This online exhibition celebrates a temporary display of 60+ pieces from the Nadler collection which opened in November 2012 in Winterthur’s Ceramics and Glass Galleries.  At that time, the Nadler collection of over 300 Chinese export and 28 Japanese export ceramics was promised to Winterthur.  In 2014, the entire collection was brought to the Museum and became a formal, finalized gift.

The Nadler collection focuses on objects from the Qing Dynasty, which ruled China from 1645 until 1908. Many of the pieces date to the 19th century and (Link) China to Order, by Daniel Nadlerinclude wares made for different markets around the world. The Nadlers began collecting while traveling in New England and were intrigued by the broad range of patterns produced. Surprised at how little information was available on the period, they eventually published China to Order, which discusses their porcelain against the historical backdrop of trade with China.  (An updated digital, version of China to Order was created for this online exhibition.)

Daniel Nadler was born in Egypt of European parents and always had a deep love of design and fascination with the ability of objects to illuminate the past. Before beginning his career as a construction manager, he spent two years in Japan as an Air Force officer, gaining an appreciation for Oriental art. Dan met Serga in her native Iran, and over thirty-five years they built their collection together.

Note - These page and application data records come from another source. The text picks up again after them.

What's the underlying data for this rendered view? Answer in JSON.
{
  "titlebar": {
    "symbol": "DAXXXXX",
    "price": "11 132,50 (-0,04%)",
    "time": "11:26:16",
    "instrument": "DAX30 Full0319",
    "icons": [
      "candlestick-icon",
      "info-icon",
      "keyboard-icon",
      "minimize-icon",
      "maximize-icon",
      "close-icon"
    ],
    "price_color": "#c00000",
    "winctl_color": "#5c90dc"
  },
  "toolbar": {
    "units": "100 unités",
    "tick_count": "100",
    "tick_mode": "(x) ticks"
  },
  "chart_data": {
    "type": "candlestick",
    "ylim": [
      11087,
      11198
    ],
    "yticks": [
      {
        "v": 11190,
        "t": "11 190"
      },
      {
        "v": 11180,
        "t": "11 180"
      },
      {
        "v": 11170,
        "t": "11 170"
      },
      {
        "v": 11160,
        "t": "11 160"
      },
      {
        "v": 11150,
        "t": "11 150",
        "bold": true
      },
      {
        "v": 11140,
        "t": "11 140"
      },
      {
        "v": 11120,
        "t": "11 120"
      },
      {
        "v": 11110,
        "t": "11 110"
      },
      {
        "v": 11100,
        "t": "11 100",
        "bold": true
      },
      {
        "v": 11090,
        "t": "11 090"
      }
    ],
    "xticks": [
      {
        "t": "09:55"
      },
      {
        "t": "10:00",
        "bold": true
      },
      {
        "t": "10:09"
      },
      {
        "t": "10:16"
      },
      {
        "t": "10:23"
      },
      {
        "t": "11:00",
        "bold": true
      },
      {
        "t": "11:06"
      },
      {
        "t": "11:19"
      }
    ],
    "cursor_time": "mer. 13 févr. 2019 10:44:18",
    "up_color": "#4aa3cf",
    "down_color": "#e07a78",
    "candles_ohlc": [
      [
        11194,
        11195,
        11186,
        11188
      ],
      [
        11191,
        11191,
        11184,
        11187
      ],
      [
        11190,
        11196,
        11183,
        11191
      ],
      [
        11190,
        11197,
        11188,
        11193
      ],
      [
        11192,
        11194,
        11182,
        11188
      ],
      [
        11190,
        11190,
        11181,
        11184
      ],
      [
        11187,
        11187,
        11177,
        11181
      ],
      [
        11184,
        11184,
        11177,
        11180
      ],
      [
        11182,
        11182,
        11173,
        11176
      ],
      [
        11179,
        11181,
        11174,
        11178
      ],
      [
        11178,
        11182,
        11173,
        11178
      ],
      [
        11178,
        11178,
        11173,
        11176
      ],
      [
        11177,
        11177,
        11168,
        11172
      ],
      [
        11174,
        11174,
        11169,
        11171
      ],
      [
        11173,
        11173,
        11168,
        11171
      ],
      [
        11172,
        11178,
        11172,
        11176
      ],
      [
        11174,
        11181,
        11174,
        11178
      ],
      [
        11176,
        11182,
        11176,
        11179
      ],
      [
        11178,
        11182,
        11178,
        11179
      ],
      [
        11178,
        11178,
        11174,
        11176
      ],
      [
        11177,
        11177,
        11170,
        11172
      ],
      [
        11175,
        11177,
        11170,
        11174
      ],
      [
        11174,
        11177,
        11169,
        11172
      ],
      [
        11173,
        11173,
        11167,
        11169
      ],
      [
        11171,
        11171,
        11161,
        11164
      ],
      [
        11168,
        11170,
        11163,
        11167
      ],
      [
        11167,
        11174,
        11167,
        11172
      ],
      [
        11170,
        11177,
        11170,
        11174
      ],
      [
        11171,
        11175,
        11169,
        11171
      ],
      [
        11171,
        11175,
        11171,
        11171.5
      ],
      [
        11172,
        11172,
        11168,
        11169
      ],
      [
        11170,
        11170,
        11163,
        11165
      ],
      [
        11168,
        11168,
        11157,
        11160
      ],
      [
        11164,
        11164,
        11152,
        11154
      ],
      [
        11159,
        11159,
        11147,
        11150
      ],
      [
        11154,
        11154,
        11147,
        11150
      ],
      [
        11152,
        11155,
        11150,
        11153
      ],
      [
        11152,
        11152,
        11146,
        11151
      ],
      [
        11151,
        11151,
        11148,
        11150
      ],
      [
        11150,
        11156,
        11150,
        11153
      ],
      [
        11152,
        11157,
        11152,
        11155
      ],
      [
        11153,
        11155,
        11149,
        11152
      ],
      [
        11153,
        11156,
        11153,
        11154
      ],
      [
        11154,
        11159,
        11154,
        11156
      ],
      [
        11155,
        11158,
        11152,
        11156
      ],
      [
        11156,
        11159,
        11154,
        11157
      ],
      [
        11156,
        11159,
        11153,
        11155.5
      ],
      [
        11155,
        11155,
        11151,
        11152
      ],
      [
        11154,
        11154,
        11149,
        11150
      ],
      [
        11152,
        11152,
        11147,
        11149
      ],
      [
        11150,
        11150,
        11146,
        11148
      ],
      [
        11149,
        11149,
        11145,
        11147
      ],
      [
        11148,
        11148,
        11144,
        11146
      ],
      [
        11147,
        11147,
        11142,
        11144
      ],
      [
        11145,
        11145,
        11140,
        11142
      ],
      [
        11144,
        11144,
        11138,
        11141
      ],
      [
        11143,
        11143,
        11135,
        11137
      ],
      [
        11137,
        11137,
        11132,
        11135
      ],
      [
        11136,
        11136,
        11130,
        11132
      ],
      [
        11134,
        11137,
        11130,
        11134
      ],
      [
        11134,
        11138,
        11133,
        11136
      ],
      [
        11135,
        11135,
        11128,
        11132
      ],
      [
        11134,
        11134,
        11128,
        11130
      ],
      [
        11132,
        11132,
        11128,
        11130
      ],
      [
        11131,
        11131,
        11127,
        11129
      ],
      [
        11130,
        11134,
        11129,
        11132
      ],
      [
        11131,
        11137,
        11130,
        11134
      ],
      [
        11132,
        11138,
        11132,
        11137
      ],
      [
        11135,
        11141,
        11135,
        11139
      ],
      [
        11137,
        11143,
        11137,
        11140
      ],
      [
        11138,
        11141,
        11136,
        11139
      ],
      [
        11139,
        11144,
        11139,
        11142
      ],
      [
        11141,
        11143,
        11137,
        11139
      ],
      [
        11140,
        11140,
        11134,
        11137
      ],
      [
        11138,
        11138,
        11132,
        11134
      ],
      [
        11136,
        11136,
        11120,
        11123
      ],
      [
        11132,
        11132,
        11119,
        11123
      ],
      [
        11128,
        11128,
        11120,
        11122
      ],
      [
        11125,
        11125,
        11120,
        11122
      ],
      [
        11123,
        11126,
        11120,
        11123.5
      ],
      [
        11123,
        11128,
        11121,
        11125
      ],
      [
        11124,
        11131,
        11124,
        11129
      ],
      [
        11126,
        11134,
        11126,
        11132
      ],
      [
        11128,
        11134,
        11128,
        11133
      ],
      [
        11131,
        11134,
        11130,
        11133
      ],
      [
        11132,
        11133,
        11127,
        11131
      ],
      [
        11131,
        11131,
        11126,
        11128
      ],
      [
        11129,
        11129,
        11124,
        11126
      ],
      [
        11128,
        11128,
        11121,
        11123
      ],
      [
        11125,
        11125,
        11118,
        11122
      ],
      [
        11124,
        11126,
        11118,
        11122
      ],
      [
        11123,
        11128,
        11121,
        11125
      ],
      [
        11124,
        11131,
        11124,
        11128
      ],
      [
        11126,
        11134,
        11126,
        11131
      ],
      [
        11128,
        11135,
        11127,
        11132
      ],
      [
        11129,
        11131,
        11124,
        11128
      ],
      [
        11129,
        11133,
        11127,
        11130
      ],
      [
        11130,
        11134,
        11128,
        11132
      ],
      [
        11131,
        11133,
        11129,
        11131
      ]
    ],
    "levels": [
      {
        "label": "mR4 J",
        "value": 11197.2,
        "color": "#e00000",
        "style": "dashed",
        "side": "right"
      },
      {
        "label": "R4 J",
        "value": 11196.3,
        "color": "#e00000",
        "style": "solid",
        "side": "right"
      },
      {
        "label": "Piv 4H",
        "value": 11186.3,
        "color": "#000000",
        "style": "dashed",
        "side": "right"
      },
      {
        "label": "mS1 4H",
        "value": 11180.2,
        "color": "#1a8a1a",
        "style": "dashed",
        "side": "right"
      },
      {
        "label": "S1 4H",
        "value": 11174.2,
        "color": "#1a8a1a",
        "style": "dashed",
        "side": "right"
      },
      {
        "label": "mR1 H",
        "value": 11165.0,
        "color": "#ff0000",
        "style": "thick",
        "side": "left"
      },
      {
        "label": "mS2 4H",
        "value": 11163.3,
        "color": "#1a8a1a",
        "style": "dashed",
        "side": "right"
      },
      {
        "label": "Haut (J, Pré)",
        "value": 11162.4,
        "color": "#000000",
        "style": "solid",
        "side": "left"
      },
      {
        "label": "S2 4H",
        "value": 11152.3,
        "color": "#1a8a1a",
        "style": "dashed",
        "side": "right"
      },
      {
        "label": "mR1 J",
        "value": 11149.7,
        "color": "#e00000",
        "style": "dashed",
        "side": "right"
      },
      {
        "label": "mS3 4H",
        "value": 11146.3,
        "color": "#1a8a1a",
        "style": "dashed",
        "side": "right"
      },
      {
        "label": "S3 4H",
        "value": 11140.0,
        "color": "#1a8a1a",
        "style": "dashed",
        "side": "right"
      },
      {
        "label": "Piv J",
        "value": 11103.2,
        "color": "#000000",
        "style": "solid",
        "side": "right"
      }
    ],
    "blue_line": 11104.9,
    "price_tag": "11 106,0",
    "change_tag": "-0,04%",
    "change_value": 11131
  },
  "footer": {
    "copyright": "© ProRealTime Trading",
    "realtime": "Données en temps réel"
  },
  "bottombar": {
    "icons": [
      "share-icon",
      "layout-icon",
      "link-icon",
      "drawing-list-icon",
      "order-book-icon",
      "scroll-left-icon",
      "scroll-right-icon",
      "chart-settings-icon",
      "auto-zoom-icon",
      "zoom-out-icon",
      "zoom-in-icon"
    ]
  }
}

Avid photographers, the Nadlers contributed the images for this virtual exhibition.  Serga Nadler, who survives Dan, lives in New York City when she is not traveling.  She is a docent emerita of the Metropolitan Museum of Art, where she guided tours for eighteen years.

In celebration of the Nadler promised gift, the Winterthur Ceramics Conference in April 2013 was themed The World is a Marketplace: An Obsession with Chinese Porcelain.  An annual event, the Ceramics Conference brought together international scholars and collectors and featured a series of lectures and hands-on workshops.

Leslie B. Grigsby
Senior Curator of Ceramics & Glass